Your instructions >> The whole listing below should be printed again exactly, with no images.

Source information >>

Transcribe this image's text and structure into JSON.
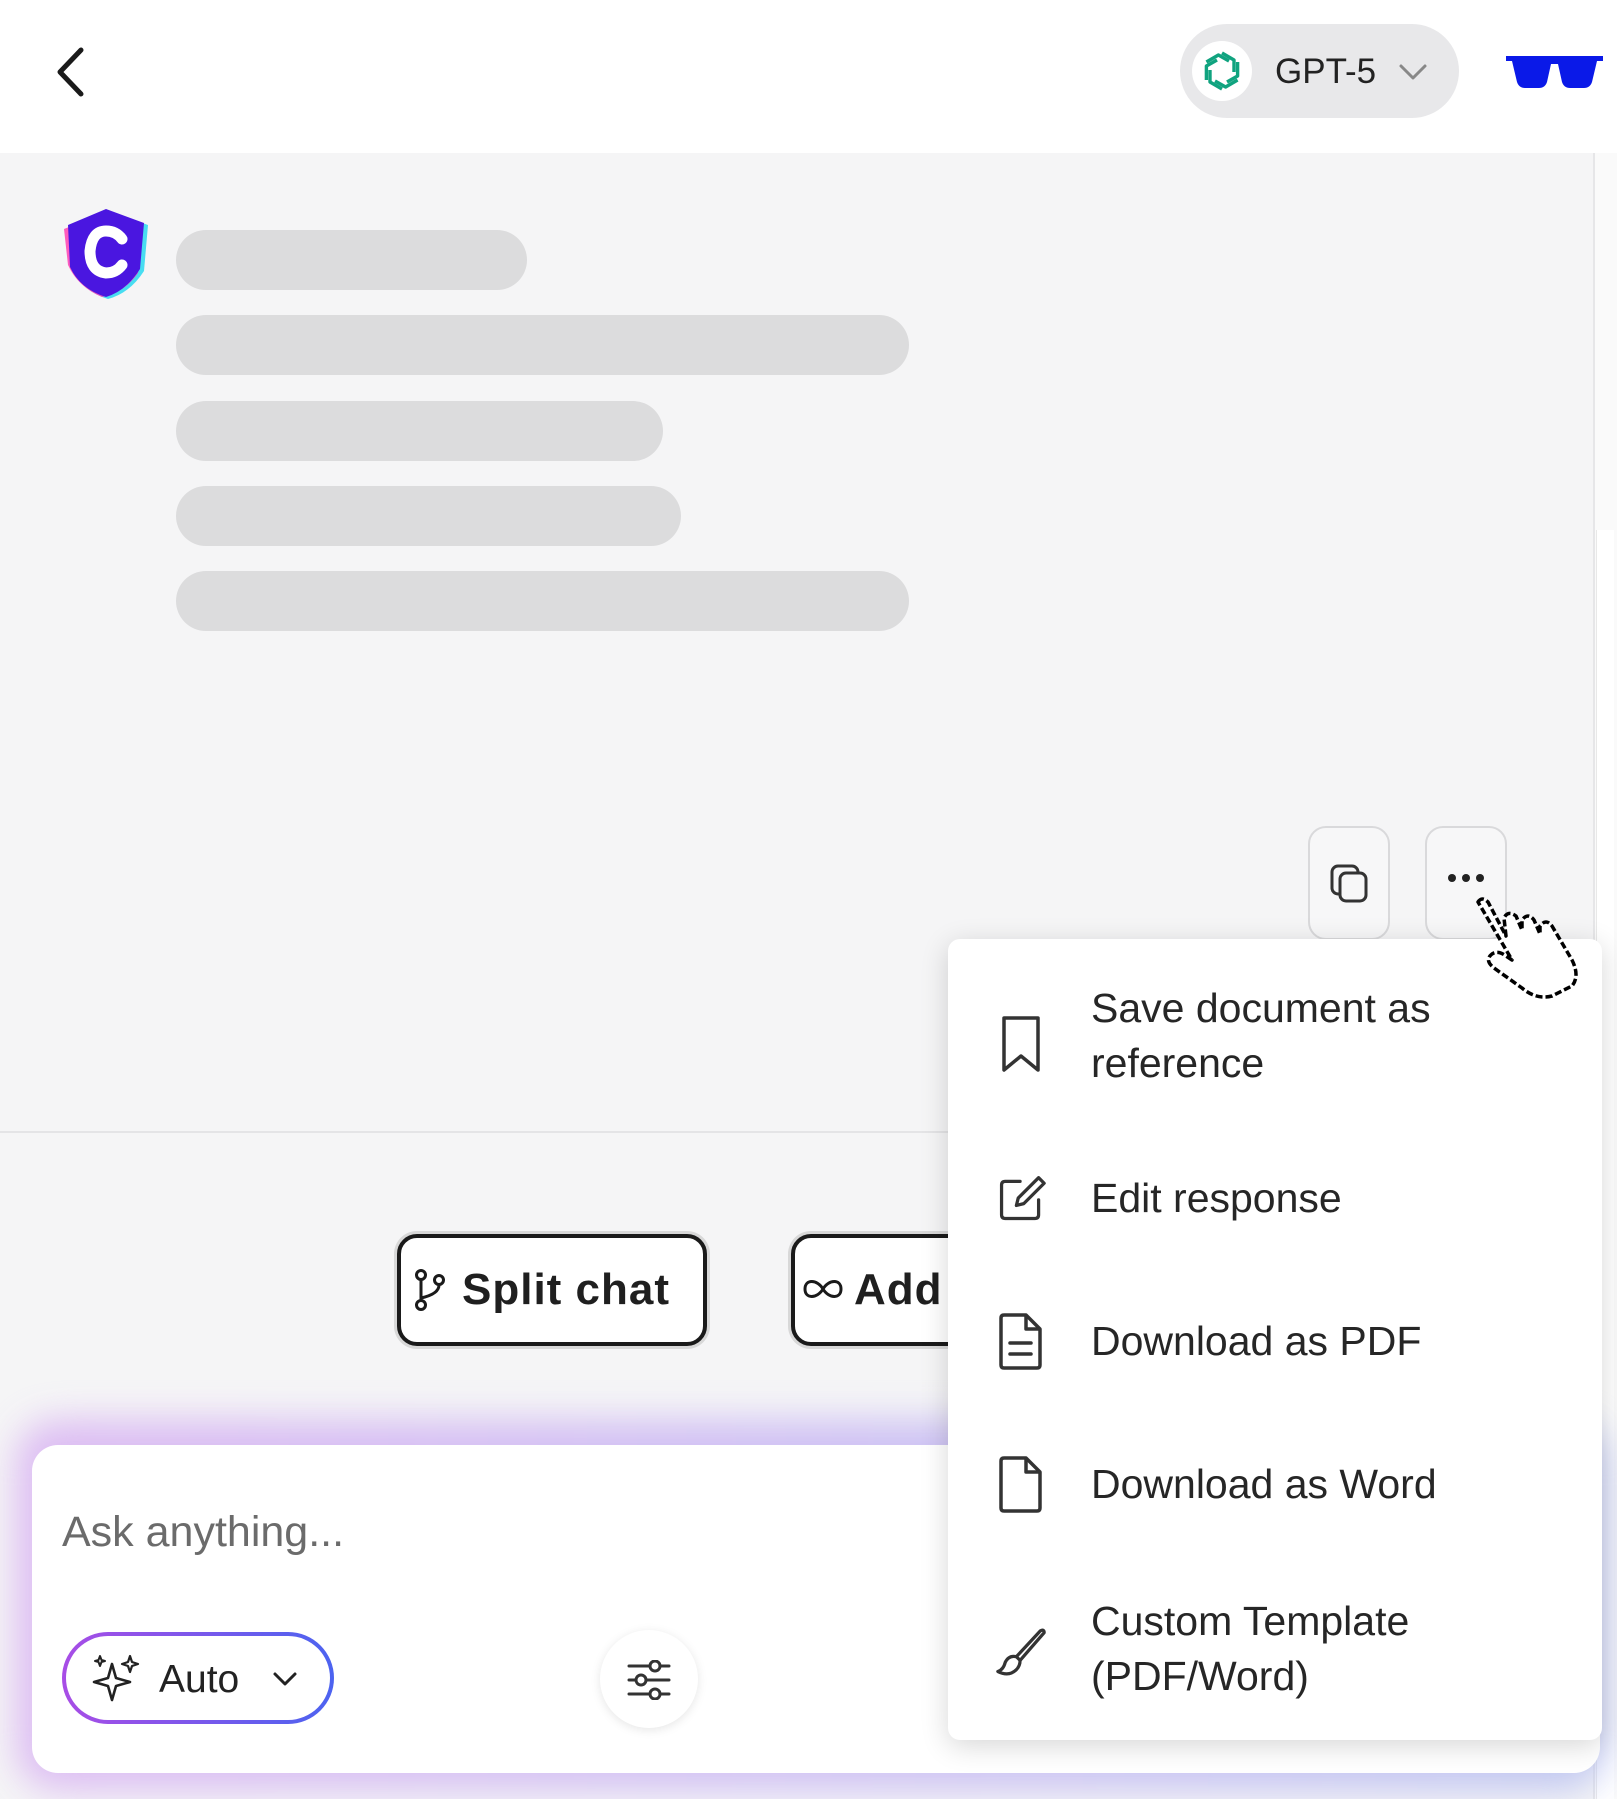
{
  "header": {
    "model": {
      "label": "GPT-5",
      "logo": "openai-logo-icon",
      "brand_color": "#10a37f"
    },
    "accent_glasses_color": "#0a19e8"
  },
  "chat": {
    "assistant_avatar": "c-logo-icon",
    "message_state": "loading-skeleton"
  },
  "message_actions": {
    "copy": "copy-icon",
    "more": "more-horizontal-icon"
  },
  "menu": {
    "items": [
      {
        "label": "Save document as reference",
        "icon": "bookmark-icon"
      },
      {
        "label": "Edit response",
        "icon": "edit-icon"
      },
      {
        "label": "Download as PDF",
        "icon": "file-text-icon"
      },
      {
        "label": "Download as Word",
        "icon": "file-icon"
      },
      {
        "label": "Custom Template (PDF/Word)",
        "icon": "brush-icon"
      }
    ]
  },
  "actions": {
    "split_chat": "Split chat",
    "add": "Add"
  },
  "composer": {
    "placeholder": "Ask anything...",
    "mode_label": "Auto"
  }
}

Output for this exercise >>
Transcribe this image's text and structure into JSON.
{
  "header": {
    "model": {
      "label": "GPT-5",
      "logo": "openai-logo-icon",
      "brand_color": "#10a37f"
    },
    "accent_glasses_color": "#0a19e8"
  },
  "chat": {
    "assistant_avatar": "c-logo-icon",
    "message_state": "loading-skeleton"
  },
  "message_actions": {
    "copy": "copy-icon",
    "more": "more-horizontal-icon"
  },
  "menu": {
    "items": [
      {
        "label": "Save document as reference",
        "icon": "bookmark-icon"
      },
      {
        "label": "Edit response",
        "icon": "edit-icon"
      },
      {
        "label": "Download as PDF",
        "icon": "file-text-icon"
      },
      {
        "label": "Download as Word",
        "icon": "file-icon"
      },
      {
        "label": "Custom Template (PDF/Word)",
        "icon": "brush-icon"
      }
    ]
  },
  "actions": {
    "split_chat": "Split chat",
    "add": "Add"
  },
  "composer": {
    "placeholder": "Ask anything...",
    "mode_label": "Auto"
  }
}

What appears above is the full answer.